But will the lack of substantive accomplishments in Congress hurt Bachmann? Not necessarily, the Minnesota Republican’s supporters argue.
Bachmann advocates say her constant attacks on President Barack Obama, her fights to block legislation and her ability to articulate on the House floor — and on television — what grass-roots conservatives believe in is far more important to GOP primary voters than how many bills she got passed.
“I think she’s had a profound effect on debate,” said Rep. Louie Gohmert (R-Texas). “It doesn’t mean you always win. In fact, as we know, [Winston] Churchill lost and lost and was a voice of reason in Great Britain for a long time before people finally realized he was right.”
I’m not sure how reliable an endorsement from Louis “Terror Babies” Gohmert actually is, but even leaving that aside, the Winston Churchill analogy doesn’t quite fit either. In addition to being a Member of Parliament, Churchill also served as First Lord of the Admiralty during World War One, and the beginning months of World War Two. Comparing him to someone who’s been in Congress for 41 months is, quite simply, absurd.

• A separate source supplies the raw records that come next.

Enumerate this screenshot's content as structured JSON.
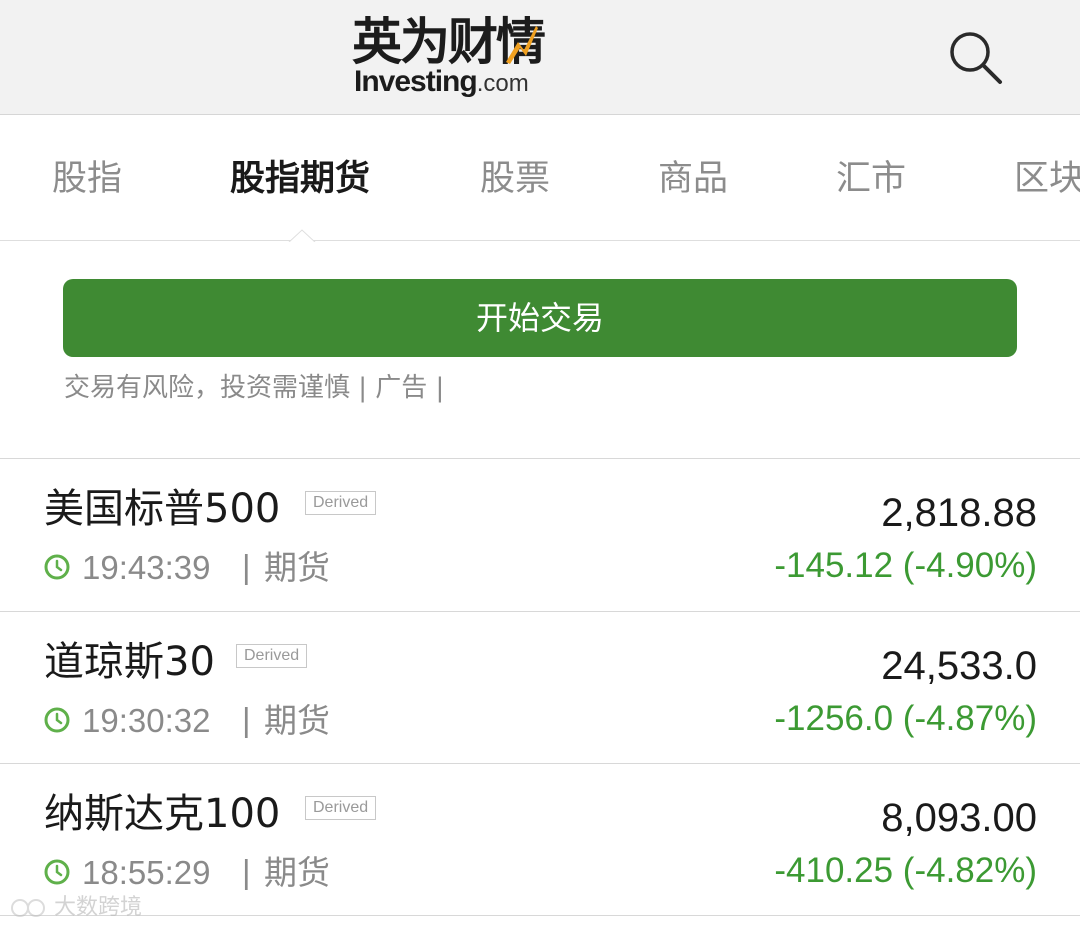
{
  "header": {
    "logo_cn": "英为财情",
    "logo_en_bold": "Investing",
    "logo_en_light": ".com",
    "search_icon": "search-icon"
  },
  "tabs": [
    {
      "label": "股指",
      "active": false
    },
    {
      "label": "股指期货",
      "active": true
    },
    {
      "label": "股票",
      "active": false
    },
    {
      "label": "商品",
      "active": false
    },
    {
      "label": "汇市",
      "active": false
    },
    {
      "label": "区块",
      "active": false
    }
  ],
  "trade": {
    "button_label": "开始交易",
    "disclaimer": "交易有风险，投资需谨慎 | 广告 |"
  },
  "rows": [
    {
      "name": "美国标普500",
      "badge": "Derived",
      "time": "19:43:39",
      "separator": "|",
      "type": "期货",
      "price": "2,818.88",
      "change": "-145.12 (-4.90%)"
    },
    {
      "name": "道琼斯30",
      "badge": "Derived",
      "time": "19:30:32",
      "separator": "|",
      "type": "期货",
      "price": "24,533.0",
      "change": "-1256.0 (-4.87%)"
    },
    {
      "name": "纳斯达克100",
      "badge": "Derived",
      "time": "18:55:29",
      "separator": "|",
      "type": "期货",
      "price": "8,093.00",
      "change": "-410.25 (-4.82%)"
    }
  ],
  "watermark": {
    "text": "大数跨境"
  },
  "colors": {
    "brand_green": "#3f8a33",
    "negative_change": "#3c9a33",
    "logo_accent": "#f0a020"
  }
}
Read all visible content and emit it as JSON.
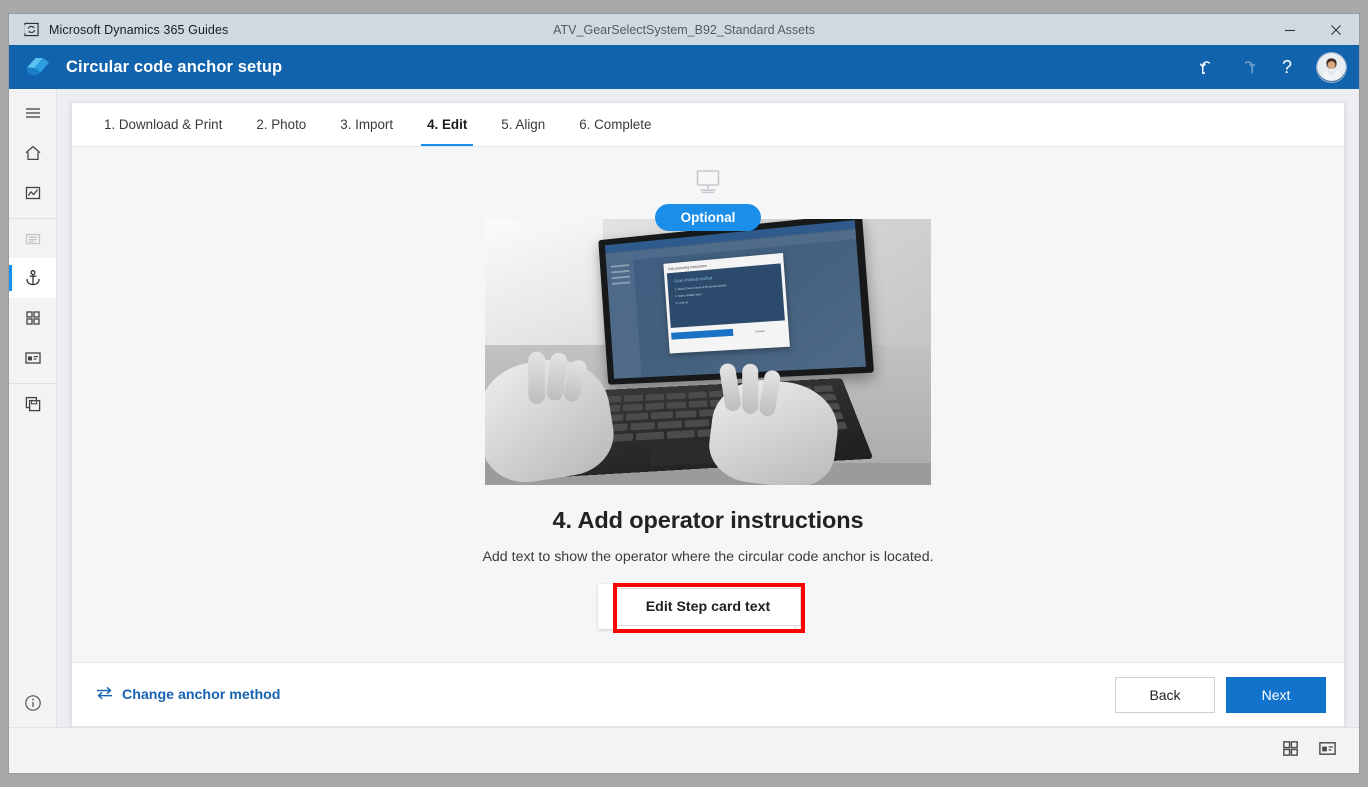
{
  "window": {
    "app_icon": "dynamics-guides-app-icon",
    "app_name": "Microsoft Dynamics 365 Guides",
    "document_title": "ATV_GearSelectSystem_B92_Standard Assets",
    "minimize_label": "—",
    "close_label": "✕"
  },
  "appbar": {
    "logo": "guides-logo",
    "title": "Circular code anchor setup",
    "undo_icon": "undo-icon",
    "redo_icon": "redo-icon",
    "help_icon": "help-icon",
    "help_label": "?",
    "avatar": "user-avatar"
  },
  "rail": {
    "items": [
      {
        "icon": "hamburger-menu-icon",
        "name": "menu",
        "state": "normal"
      },
      {
        "icon": "home-icon",
        "name": "home",
        "state": "normal"
      },
      {
        "icon": "analytics-icon",
        "name": "analytics",
        "state": "normal"
      },
      {
        "icon": "outline-icon",
        "name": "outline",
        "state": "dim"
      },
      {
        "icon": "anchor-icon",
        "name": "anchor",
        "state": "selected"
      },
      {
        "icon": "grid-icon",
        "name": "steps",
        "state": "normal"
      },
      {
        "icon": "media-card-icon",
        "name": "media",
        "state": "normal"
      },
      {
        "icon": "copy-icon",
        "name": "copy",
        "state": "normal"
      }
    ],
    "info_icon": "info-icon"
  },
  "tabs": [
    {
      "label": "1. Download & Print",
      "active": false
    },
    {
      "label": "2. Photo",
      "active": false
    },
    {
      "label": "3. Import",
      "active": false
    },
    {
      "label": "4. Edit",
      "active": true
    },
    {
      "label": "5. Align",
      "active": false
    },
    {
      "label": "6. Complete",
      "active": false
    }
  ],
  "stage": {
    "monitor_icon": "desktop-monitor-icon",
    "badge": "Optional",
    "illustration": {
      "alt": "person typing on a laptop showing the anchoring instructions dialog",
      "screen": {
        "dialog_title": "Edit anchoring instructions",
        "heading": "Scan Printed Anchor",
        "steps": [
          "1. Stand 2 feet in front of the printed anchor",
          "2. Select 'Initiate Scan'",
          "3. Look up"
        ],
        "primary_button": "Next",
        "cancel_button": "Cancel"
      }
    },
    "heading": "4. Add operator instructions",
    "subheading": "Add text to show the operator where the circular code anchor is located.",
    "cta_button": "Edit Step card text",
    "highlight_color": "#ff0000"
  },
  "footer": {
    "change_icon": "swap-arrows-icon",
    "change_label": "Change anchor method",
    "back_label": "Back",
    "next_label": "Next"
  },
  "statusbar": {
    "grid_icon": "grid-view-icon",
    "card_icon": "card-view-icon"
  },
  "colors": {
    "brand_blue": "#1263ad",
    "accent_blue": "#1a8ee8",
    "primary_button": "#1273cd",
    "highlight_red": "#ff0000"
  }
}
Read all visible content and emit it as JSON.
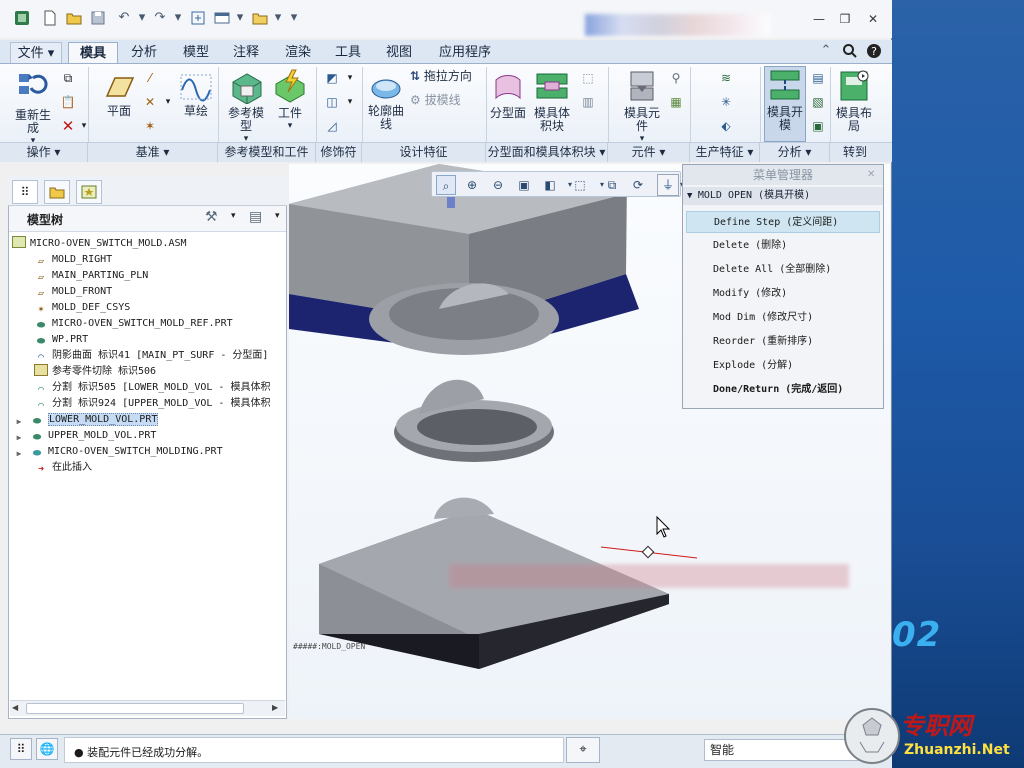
{
  "ribbon_tabs": [
    {
      "label": "文件"
    },
    {
      "label": "模具"
    },
    {
      "label": "分析"
    },
    {
      "label": "模型"
    },
    {
      "label": "注释"
    },
    {
      "label": "渲染"
    },
    {
      "label": "工具"
    },
    {
      "label": "视图"
    },
    {
      "label": "应用程序"
    }
  ],
  "ribbon": {
    "regen": "重新生成",
    "plane": "平面",
    "sketch": "草绘",
    "ref_model": "参考模型",
    "workpiece": "工件",
    "contour_curve": "轮廓曲线",
    "pull_direction": "拖拉方向",
    "draft_line": "拔模线",
    "parting_surface": "分型面",
    "mold_volume": "模具体积块",
    "mold_component": "模具元件",
    "mold_open": "模具开模",
    "mold_layout": "模具布局"
  },
  "groups": [
    {
      "label": "操作"
    },
    {
      "label": "基准"
    },
    {
      "label": "参考模型和工件"
    },
    {
      "label": "修饰符"
    },
    {
      "label": "设计特征"
    },
    {
      "label": "分型面和模具体积块"
    },
    {
      "label": "元件"
    },
    {
      "label": "生产特征"
    },
    {
      "label": "分析"
    },
    {
      "label": "转到"
    }
  ],
  "tree": {
    "title": "模型树",
    "rows": [
      {
        "icon": "assembly-icon",
        "text": "MICRO-OVEN_SWITCH_MOLD.ASM"
      },
      {
        "icon": "datum-plane-icon",
        "text": "MOLD_RIGHT"
      },
      {
        "icon": "datum-plane-icon",
        "text": "MAIN_PARTING_PLN"
      },
      {
        "icon": "datum-plane-icon",
        "text": "MOLD_FRONT"
      },
      {
        "icon": "csys-icon",
        "text": "MOLD_DEF_CSYS"
      },
      {
        "icon": "part-icon",
        "text": "MICRO-OVEN_SWITCH_MOLD_REF.PRT"
      },
      {
        "icon": "part-icon",
        "text": "WP.PRT"
      },
      {
        "icon": "surface-icon",
        "text": "阴影曲面 标识41 [MAIN_PT_SURF - 分型面]"
      },
      {
        "icon": "cut-icon",
        "text": "参考零件切除 标识506"
      },
      {
        "icon": "split-icon",
        "text": "分割 标识505 [LOWER_MOLD_VOL - 模具体积"
      },
      {
        "icon": "split-icon",
        "text": "分割 标识924 [UPPER_MOLD_VOL - 模具体积"
      },
      {
        "icon": "part-icon",
        "text": "LOWER_MOLD_VOL.PRT",
        "expand": "▶",
        "selected": true
      },
      {
        "icon": "part-icon",
        "text": "UPPER_MOLD_VOL.PRT",
        "expand": "▶"
      },
      {
        "icon": "part-icon",
        "text": "MICRO-OVEN_SWITCH_MOLDING.PRT",
        "expand": "▶"
      },
      {
        "icon": "insert-here-icon",
        "text": "在此插入"
      }
    ]
  },
  "menu": {
    "title": "菜单管理器",
    "header": "MOLD OPEN (模具开模)",
    "items": [
      {
        "label": "Define Step (定义间距)",
        "highlighted": true
      },
      {
        "label": "Delete (删除)"
      },
      {
        "label": "Delete All (全部删除)"
      },
      {
        "label": "Modify (修改)"
      },
      {
        "label": "Mod Dim (修改尺寸)"
      },
      {
        "label": "Reorder (重新排序)"
      },
      {
        "label": "Explode (分解)"
      },
      {
        "label": "Done/Return (完成/返回)",
        "bold": true
      }
    ]
  },
  "viewport": {
    "model_label": "#####:MOLD_OPEN"
  },
  "status": {
    "message": "● 装配元件已经成功分解。",
    "filter": "智能"
  },
  "desktop": {
    "number": "02"
  },
  "watermark": {
    "name": "专职网",
    "url": "Zhuanzhi.Net"
  },
  "colors": {
    "accent": "#3a72b8",
    "mold_body": "#8c9096",
    "mold_bottom": "#1e2a78",
    "highlight": "#cfe6f2"
  }
}
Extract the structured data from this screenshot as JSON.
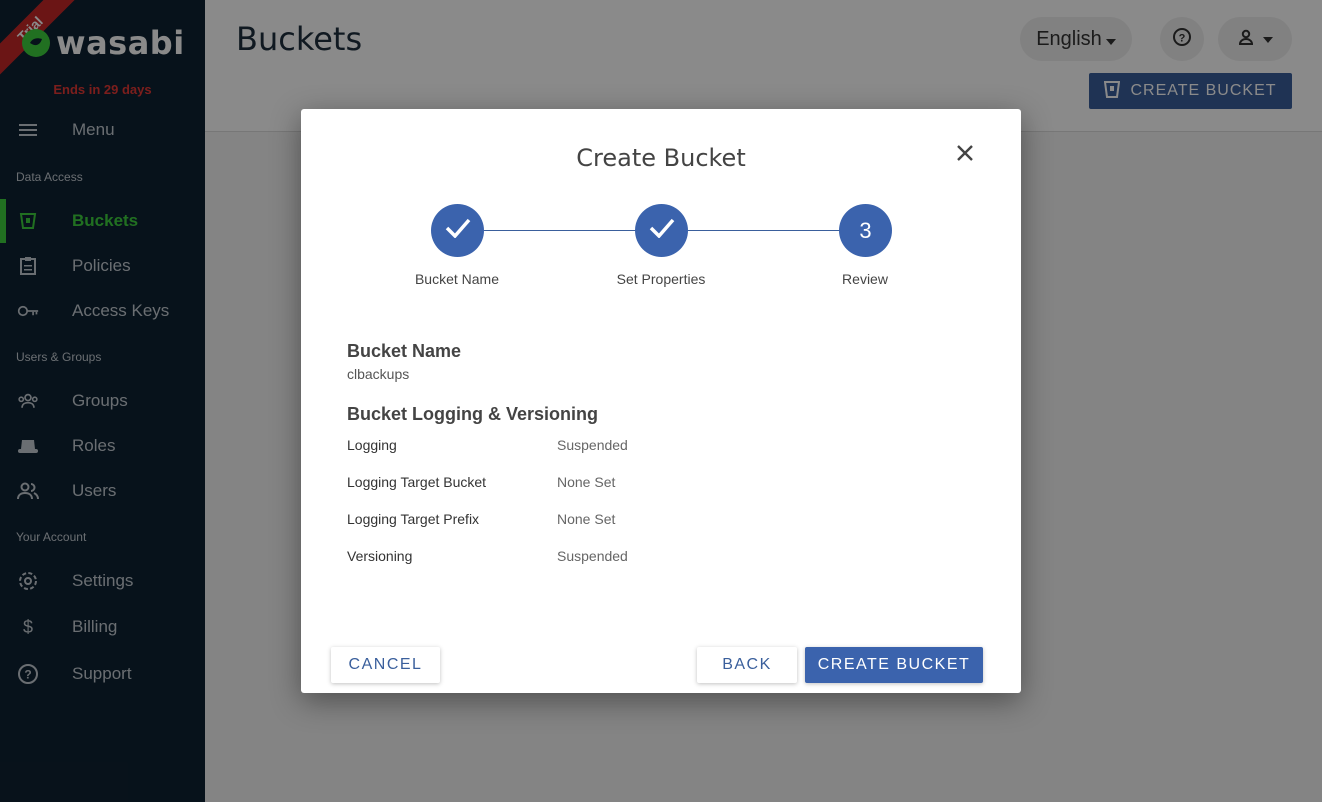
{
  "sidebar": {
    "trial_ribbon": "Trial",
    "logo_text": "wasabi",
    "trial_ends": "Ends in 29 days",
    "menu_label": "Menu",
    "sections": {
      "data_access": "Data Access",
      "users_groups": "Users & Groups",
      "your_account": "Your Account"
    },
    "items": [
      {
        "label": "Buckets",
        "icon": "bucket-icon",
        "active": true
      },
      {
        "label": "Policies",
        "icon": "clipboard-icon"
      },
      {
        "label": "Access Keys",
        "icon": "key-icon"
      },
      {
        "label": "Groups",
        "icon": "groups-icon"
      },
      {
        "label": "Roles",
        "icon": "hat-icon"
      },
      {
        "label": "Users",
        "icon": "users-icon"
      },
      {
        "label": "Settings",
        "icon": "gear-icon"
      },
      {
        "label": "Billing",
        "icon": "dollar-icon"
      },
      {
        "label": "Support",
        "icon": "help-icon"
      }
    ],
    "accent_color": "#3ecf3e"
  },
  "header": {
    "title": "Buckets",
    "language": "English",
    "create_button": "CREATE BUCKET"
  },
  "modal": {
    "title": "Create Bucket",
    "steps": [
      {
        "label": "Bucket Name",
        "state": "done"
      },
      {
        "label": "Set Properties",
        "state": "done"
      },
      {
        "label": "Review",
        "state": "current",
        "number": "3"
      }
    ],
    "bucket_name_heading": "Bucket Name",
    "bucket_name_value": "clbackups",
    "logging_heading": "Bucket Logging & Versioning",
    "properties": [
      {
        "key": "Logging",
        "value": "Suspended"
      },
      {
        "key": "Logging Target Bucket",
        "value": "None Set"
      },
      {
        "key": "Logging Target Prefix",
        "value": "None Set"
      },
      {
        "key": "Versioning",
        "value": "Suspended"
      }
    ],
    "cancel_label": "CANCEL",
    "back_label": "BACK",
    "create_label": "CREATE BUCKET",
    "primary_color": "#3b63ad"
  }
}
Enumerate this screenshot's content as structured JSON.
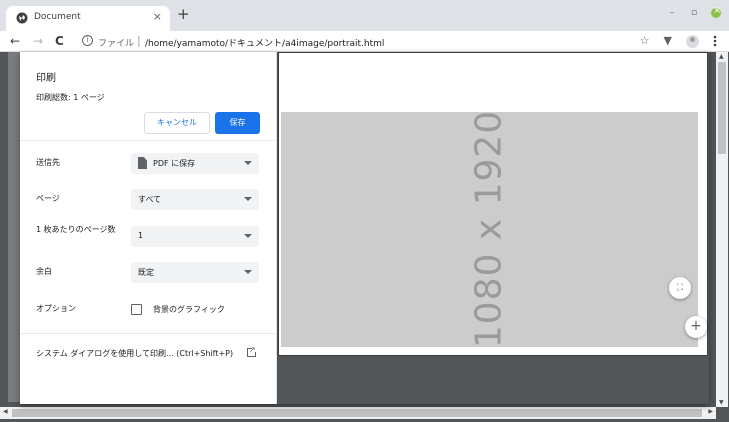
{
  "tab": {
    "title": "Document",
    "close": "×",
    "new_tab": "+"
  },
  "window": {
    "minimize": "–",
    "maximize": "▫"
  },
  "toolbar": {
    "back": "←",
    "forward": "→",
    "reload": "C",
    "info": "i",
    "scheme": "ファイル",
    "separator": "|",
    "url": "/home/yamamoto/ドキュメント/a4image/portrait.html",
    "star": "☆",
    "extension": "▼"
  },
  "print": {
    "title": "印刷",
    "total_pages": "印刷総数: 1 ページ",
    "cancel": "キャンセル",
    "save": "保存",
    "destination": {
      "label": "送信先",
      "value": "PDF に保存",
      "icon": "document-icon"
    },
    "pages": {
      "label": "ページ",
      "value": "すべて"
    },
    "pages_per_sheet": {
      "label": "1 枚あたりのページ数",
      "value": "1"
    },
    "margins": {
      "label": "余白",
      "value": "既定"
    },
    "options": {
      "label": "オプション",
      "checkbox_label": "背景のグラフィック",
      "checked": false
    },
    "system_dialog": "システム ダイアログを使用して印刷... (Ctrl+Shift+P)"
  },
  "preview": {
    "image_text": "1080 x 1920",
    "fit_icon": "⛶",
    "zoom_in": "+"
  },
  "colors": {
    "accent": "#1a73e8",
    "preview_bg": "#525659",
    "image_bg": "#cccccc"
  }
}
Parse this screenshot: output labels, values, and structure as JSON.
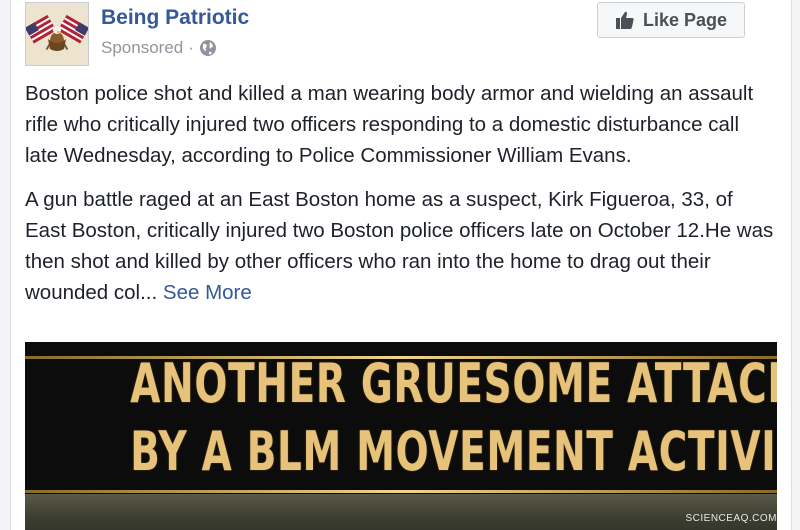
{
  "page": {
    "name": "Being Patriotic",
    "sponsored": "Sponsored",
    "separator": "·"
  },
  "like_button": {
    "label": "Like Page"
  },
  "post": {
    "paragraph1": "Boston police shot and killed a man wearing body armor and wielding an assault rifle who critically injured two officers responding to a domestic disturbance call late Wednesday, according to Police Commissioner William Evans.",
    "paragraph2": "A gun battle raged at an East Boston home as a suspect, Kirk Figueroa, 33, of East Boston, critically injured two Boston police officers late on October 12.He was then shot and killed by other officers who ran into the home to drag out their wounded col...",
    "see_more": "See More"
  },
  "media": {
    "headline_line1": "ANOTHER GRUESOME ATTACK ON POLICE",
    "headline_line2": "BY A BLM MOVEMENT ACTIVIST"
  },
  "watermark": "SCIENCEAQ.COM",
  "colors": {
    "link_blue": "#365899",
    "text": "#1d2129",
    "meta_gray": "#90949c",
    "headline_gold": "#e6c27a"
  },
  "icons": {
    "avatar": "flags-eagle-avatar",
    "audience": "globe-icon",
    "like": "thumbs-up-icon"
  }
}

Some will point out, no doubt, that President Obama had a rather thin legislative record in the Senate before running for the White House, and that’s true. There’s a difference between running for President from the Senate, and running for President from the House of Representatives. For one thing, in 45 Presidential elections, we’ve elected three Senators directly from the Senate to the White House (Harding, Kennedy, and Obama). At the same time, we’ve elected exactly one sitting member of the House of Representatives to the Presidency, James Garfield, who also happened to have had a distinguished Civil War record with the Union Army. (Other than Garfield, only Madison and Lincoln had served only in the House before becoming Presidency, but not immediately before) Since that time, the odds have been decidedly against members of the Lower House who may have their eyes on 1600 Pennsylvania Avenue:
A Smart Politics review of Democratic and Republican primary elections and convention balloting since 1912 finds that more than 30 presidential nomination campaigns have been launched by sitting members of the U.S. House.
None of these campaigns resulted in a ticket to the White House or even their party’s nomination
In other words, not only was Garfield the only sitting Congressman to be elected President in American history, he was also the last one to receive his party’s nomination for President, and that was way back in 1880.
Bachmann is also bucking the odds of history in that she has less legislative experience than almost any other member of the House who has run for President:
Of the 33 candidacies for the presidency launched over the last 100 years, only two had shorter stints in the House at the time of their campaign than Bachmann.
Both of these ran in 1972.
Democrat Walter Fauntroy was in the first term as Delegate from the District of Columbia when he ran a “symbolic” campaign – only appearing on the D.C. primary ballot to focus attention on issues affecting blacks and D.C. home rule.
Two-term Democratic New York U.S. Representative Shirley Chisholm set sail on a more ambitious course for her Democratic nomination bid in 1972 – carrying three states and winning several hundred thousands of primary votes.
Also running in the 1972 race was a congressman who equalled Bachmann in House experience at three terms: Ohio Republican Pete McCloskey failed in his upset bid to defeat President Richard Nixon for the GOP nomination.
Of course, Fauntry, Chisolm, and McCloskey were all long shot candidates in their respective parties. Bachmann appears, at least at the beginning, to be in a much better position according to the polls. Nonetheless, history seems to suggest that the odds are against her.